at her alma mater to begin her master’s degree while serving as a
graduate assistant coach for the Bulldogs volleyball program.
But the best-laid
plans often go astray, and when Farrell’s opportunity fell through
during her final semester, she started contacting coaches from all over
the country looking for an open GA spot.
One of those coaches to receive an email from Farrell was then-Stetson head coach Tim Loesch.
“Coach Tim got back
to me and said, ‘We don’t have a GA position, but how would you feel
about playing sand for a year to use up your eligibility?’” Farrell
said. “I said, ‘Do you want to let me come play sand for a year? I would love to.’”
There was just one small problem.
Farrell had never
had any formal sand training. However, she got to work right away and
came down to Siesta Key, Fla., in June to play in a beach tournament
with current Hatter Taylor Kennedy. That is when assistant coach Meghan
Bryant got her first look at Farrell playing sand.
“We actually had
played The Citadel in indoor, so we remembered her,” Bryant said. “We
had seen her in action. Actually, she lit us up that game, so we knew
what kind of athlete she was. It was just a matter of seeing her play
It didn’t take long
for Bryant to see Farrell’s potential. While many players have
difficulty making the transition from indoor to sand, Farrell seemed to
be handling it quite well.
“She is an
incredible athlete, she is very strong, and she obviously had very good
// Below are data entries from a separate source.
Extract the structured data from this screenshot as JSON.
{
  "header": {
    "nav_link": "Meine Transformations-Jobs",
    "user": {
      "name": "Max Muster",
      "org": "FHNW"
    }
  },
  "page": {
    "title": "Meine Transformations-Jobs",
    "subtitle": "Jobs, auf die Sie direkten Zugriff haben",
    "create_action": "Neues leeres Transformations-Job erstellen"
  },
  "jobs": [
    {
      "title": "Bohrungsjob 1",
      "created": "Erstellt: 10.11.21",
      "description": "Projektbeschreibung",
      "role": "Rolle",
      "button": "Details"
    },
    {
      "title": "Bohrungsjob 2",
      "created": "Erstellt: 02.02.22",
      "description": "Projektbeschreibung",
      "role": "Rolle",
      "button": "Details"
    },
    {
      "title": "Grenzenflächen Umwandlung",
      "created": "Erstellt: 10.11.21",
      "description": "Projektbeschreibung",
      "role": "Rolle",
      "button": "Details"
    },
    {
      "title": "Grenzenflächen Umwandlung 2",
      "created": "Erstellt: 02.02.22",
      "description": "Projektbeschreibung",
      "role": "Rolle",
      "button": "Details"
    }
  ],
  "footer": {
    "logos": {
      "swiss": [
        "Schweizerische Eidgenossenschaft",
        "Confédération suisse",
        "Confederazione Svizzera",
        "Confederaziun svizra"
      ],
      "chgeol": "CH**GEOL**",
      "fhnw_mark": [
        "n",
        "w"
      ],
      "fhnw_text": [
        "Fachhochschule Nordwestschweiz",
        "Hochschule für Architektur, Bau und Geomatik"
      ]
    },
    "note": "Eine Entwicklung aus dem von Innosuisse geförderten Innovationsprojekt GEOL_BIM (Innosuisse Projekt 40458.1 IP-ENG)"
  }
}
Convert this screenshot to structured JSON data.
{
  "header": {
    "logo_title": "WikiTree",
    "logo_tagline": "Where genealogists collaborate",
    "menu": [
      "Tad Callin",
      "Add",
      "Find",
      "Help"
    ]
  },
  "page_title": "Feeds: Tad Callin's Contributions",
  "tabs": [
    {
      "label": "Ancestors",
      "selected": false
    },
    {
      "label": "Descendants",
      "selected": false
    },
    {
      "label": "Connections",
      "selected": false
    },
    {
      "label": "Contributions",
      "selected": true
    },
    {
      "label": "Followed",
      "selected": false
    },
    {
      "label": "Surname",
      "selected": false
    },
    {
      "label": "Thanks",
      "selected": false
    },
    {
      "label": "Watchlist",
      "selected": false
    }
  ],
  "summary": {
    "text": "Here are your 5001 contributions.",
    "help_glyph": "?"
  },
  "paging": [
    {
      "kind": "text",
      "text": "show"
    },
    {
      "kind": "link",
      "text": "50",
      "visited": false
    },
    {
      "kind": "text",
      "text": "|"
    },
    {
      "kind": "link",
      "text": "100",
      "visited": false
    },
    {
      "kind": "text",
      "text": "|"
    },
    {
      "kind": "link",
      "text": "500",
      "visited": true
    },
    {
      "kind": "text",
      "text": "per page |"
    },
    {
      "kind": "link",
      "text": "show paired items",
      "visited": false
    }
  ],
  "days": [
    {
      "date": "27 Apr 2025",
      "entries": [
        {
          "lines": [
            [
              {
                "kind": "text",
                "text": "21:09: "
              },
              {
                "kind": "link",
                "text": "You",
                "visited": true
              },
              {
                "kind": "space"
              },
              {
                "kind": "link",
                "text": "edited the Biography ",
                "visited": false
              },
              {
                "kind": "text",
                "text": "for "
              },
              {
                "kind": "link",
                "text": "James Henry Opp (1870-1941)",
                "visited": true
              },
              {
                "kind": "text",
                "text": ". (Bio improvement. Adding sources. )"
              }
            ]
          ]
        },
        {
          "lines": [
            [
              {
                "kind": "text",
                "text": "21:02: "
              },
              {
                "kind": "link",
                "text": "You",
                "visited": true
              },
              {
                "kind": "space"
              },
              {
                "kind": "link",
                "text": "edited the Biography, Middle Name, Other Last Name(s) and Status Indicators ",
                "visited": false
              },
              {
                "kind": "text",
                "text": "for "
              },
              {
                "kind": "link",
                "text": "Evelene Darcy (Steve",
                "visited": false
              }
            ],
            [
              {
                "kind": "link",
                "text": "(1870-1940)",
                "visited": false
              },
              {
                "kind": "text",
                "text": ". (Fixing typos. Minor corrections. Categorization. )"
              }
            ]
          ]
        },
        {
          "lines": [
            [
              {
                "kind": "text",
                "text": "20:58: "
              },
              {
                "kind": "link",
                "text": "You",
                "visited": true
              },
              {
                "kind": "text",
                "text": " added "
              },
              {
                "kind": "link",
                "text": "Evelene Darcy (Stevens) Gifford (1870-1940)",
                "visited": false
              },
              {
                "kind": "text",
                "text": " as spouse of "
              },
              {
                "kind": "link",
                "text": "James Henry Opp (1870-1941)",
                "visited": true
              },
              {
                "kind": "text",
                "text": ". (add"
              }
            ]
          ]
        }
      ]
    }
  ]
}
training at The Citadel,” Bryant said. “It was interesting, because she
was still learning the (sand) game, and you could tell how much she
didn’t understand some of the basics.”
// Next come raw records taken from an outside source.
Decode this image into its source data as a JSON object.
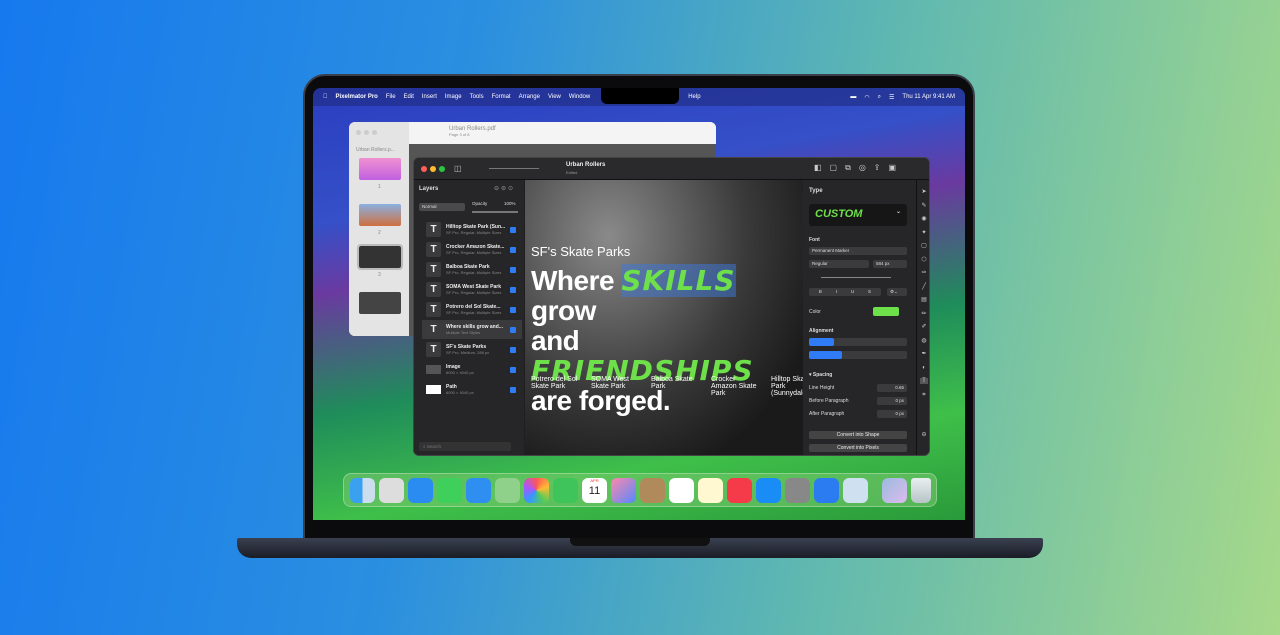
{
  "menubar": {
    "app": "Pixelmator Pro",
    "items": [
      "File",
      "Edit",
      "Insert",
      "Image",
      "Tools",
      "Format",
      "Arrange",
      "View",
      "Window",
      "Help"
    ],
    "clock": "Thu 11 Apr 9:41 AM"
  },
  "preview": {
    "title": "Urban Rollers.pdf",
    "subtitle": "Page 3 of 8",
    "sidebar_title": "Urban Rollers.p...",
    "pages": [
      "1",
      "2",
      "3",
      "4"
    ]
  },
  "pixelmator": {
    "title": "Urban Rollers",
    "subtitle": "Edited",
    "layers": {
      "title": "Layers",
      "blend": "Normal",
      "opacity_label": "Opacity",
      "opacity": "100%",
      "search_placeholder": "Search",
      "items": [
        {
          "name": "Hilltop Skate Park (Sun...",
          "sub": "SF Pro, Regular, Multiple Sizes",
          "type": "text"
        },
        {
          "name": "Crocker Amazon Skate...",
          "sub": "SF Pro, Regular, Multiple Sizes",
          "type": "text"
        },
        {
          "name": "Balboa Skate Park",
          "sub": "SF Pro, Regular, Multiple Sizes",
          "type": "text"
        },
        {
          "name": "SOMA West Skate Park",
          "sub": "SF Pro, Regular, Multiple Sizes",
          "type": "text"
        },
        {
          "name": "Potrero del Sol Skate...",
          "sub": "SF Pro, Regular, Multiple Sizes",
          "type": "text"
        },
        {
          "name": "Where skills grow and...",
          "sub": "Multiple Text Styles",
          "type": "text",
          "selected": true
        },
        {
          "name": "SF's Skate Parks",
          "sub": "SF Pro, Medium, 288 px",
          "type": "text"
        },
        {
          "name": "Image",
          "sub": "6000 × 4040 px",
          "type": "image"
        },
        {
          "name": "Path",
          "sub": "6000 × 4040 px",
          "type": "path"
        }
      ]
    },
    "canvas": {
      "heading": "SF's Skate Parks",
      "line1a": "Where ",
      "line1b": "SKILLS",
      "line1c": " grow",
      "line2a": "and ",
      "line2b": "FRIENDSHIPS",
      "line3": "are forged.",
      "parks": [
        "Potrero del Sol Skate Park",
        "SOMA West Skate Park",
        "Balboa Skate Park",
        "Crocker Amazon Skate Park",
        "Hilltop Skate Park (Sunnydale)"
      ]
    },
    "props": {
      "type_title": "Type",
      "style": "CUSTOM",
      "font_title": "Font",
      "font": "Permanent Marker",
      "weight": "Regular",
      "size": "584 px",
      "format": [
        "B",
        "I",
        "U",
        "S"
      ],
      "color_label": "Color",
      "color": "#6ee04a",
      "alignment_title": "Alignment",
      "spacing_title": "Spacing",
      "line_height_label": "Line Height",
      "line_height": "0.65",
      "before_label": "Before Paragraph",
      "before": "0 px",
      "after_label": "After Paragraph",
      "after": "0 px",
      "convert_shape": "Convert into Shape",
      "convert_pixels": "Convert into Pixels"
    }
  },
  "dock": {
    "apps": [
      "finder",
      "launchpad",
      "safari",
      "messages",
      "mail",
      "maps",
      "photos",
      "facetime",
      "calendar",
      "pixelmator",
      "contacts",
      "reminders",
      "notes",
      "music",
      "app-store",
      "system-settings",
      "keynote",
      "preview"
    ],
    "calendar_month": "APR",
    "calendar_day": "11",
    "extras": [
      "downloads",
      "trash"
    ]
  }
}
Learning curve aside, Bryant was still impressed with Farrell’s ability to stay calm under pressure.
“The thing that I
really liked the most about watching her play was her ability to keep
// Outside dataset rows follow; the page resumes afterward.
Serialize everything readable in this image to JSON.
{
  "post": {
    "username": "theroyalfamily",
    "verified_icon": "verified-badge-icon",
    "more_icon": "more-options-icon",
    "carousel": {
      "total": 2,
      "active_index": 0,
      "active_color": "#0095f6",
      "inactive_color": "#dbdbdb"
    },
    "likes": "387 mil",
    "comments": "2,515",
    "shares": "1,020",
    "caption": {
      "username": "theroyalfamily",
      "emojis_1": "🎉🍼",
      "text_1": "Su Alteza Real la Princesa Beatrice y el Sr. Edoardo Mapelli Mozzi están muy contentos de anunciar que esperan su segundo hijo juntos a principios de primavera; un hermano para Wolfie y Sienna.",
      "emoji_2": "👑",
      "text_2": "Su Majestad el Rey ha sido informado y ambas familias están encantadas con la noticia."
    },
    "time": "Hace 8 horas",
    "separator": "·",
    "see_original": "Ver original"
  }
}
her composure,” Bryant added. “A lot of players get easily frustrated in
sand when it is just two girls out there. Although she was making
little errors here and there, she never let it affect her play. I
thought that was awesome.”
Soon after that tournament, Stetson made a formal scholarship offer to Farrell, which she eagerly accepted.
There was just one more small problem.
“At that point, I
had not been accepted (to Stetson) yet. I had not even come to visit,”
Farrell said. “In a span of about three weeks, I applied to Stetson, got
accepted, found an apartment, moved down here, and started taking
things were falling into place for Farrell. But how would she handle
fitting in with her new team and experiencing her first extended
training in sand volleyball?
“I did not realize
how different playing sand was,” Farrell said. “I felt like the fall was
a huge learning curve for me. I was really thankful that sand was a
spring sport, because where I am now is nowhere near where I was in the
fall. The girls have taken me in and helped me learn how different
everything is. It has been a blast, and I love it. I really wish I had
another year that I could play.”
Farrell is making
the most of her one season of eligibility, going 8-7 with teammate Julie
Bassett at the No. 2 and No. 3 positions. Farrell credits Bassett with
teaching her a lot of the nuances of the game itself. The pair have
helped lead the third-year Stetson sand program to its most successful
season to date, with a 14-3 record entering this week's Atlantic Sun
“I feel really
honored, really grateful for this opportunity,” Farrell said. “I have
grown up always being on a sports team, so going to school and not being
on a sports team just seemed like such a crazy concept to me. I was so
thankful to even just be around the girls, so to be able to contribute
on the sand with the team is a very humbling and amazing experience.”
Farrell and the
Hatters will look to capture the A-Sun Championship this Friday and
Saturday in Fort Myers, Fla. Although Farrell was not part of last
year’s team that came within a few points of the title, she is already
immersed in the determination this year’s squad has to accomplish its
“I know it would
mean the world to me, and the whole team,” Farrell said about winning
the A-Sun title. “The returners have been working since the end of
conference last year. This team is the most driven team I have ever been
on. From day one, it wasn’t, ‘Oh, I think we can win the conference,’
it was, ‘We are going to win the conference.’ Every day, we are coming
out and putting in everything we can, working on every aspect trying to
get better. We know when it counts we are going to finish it.”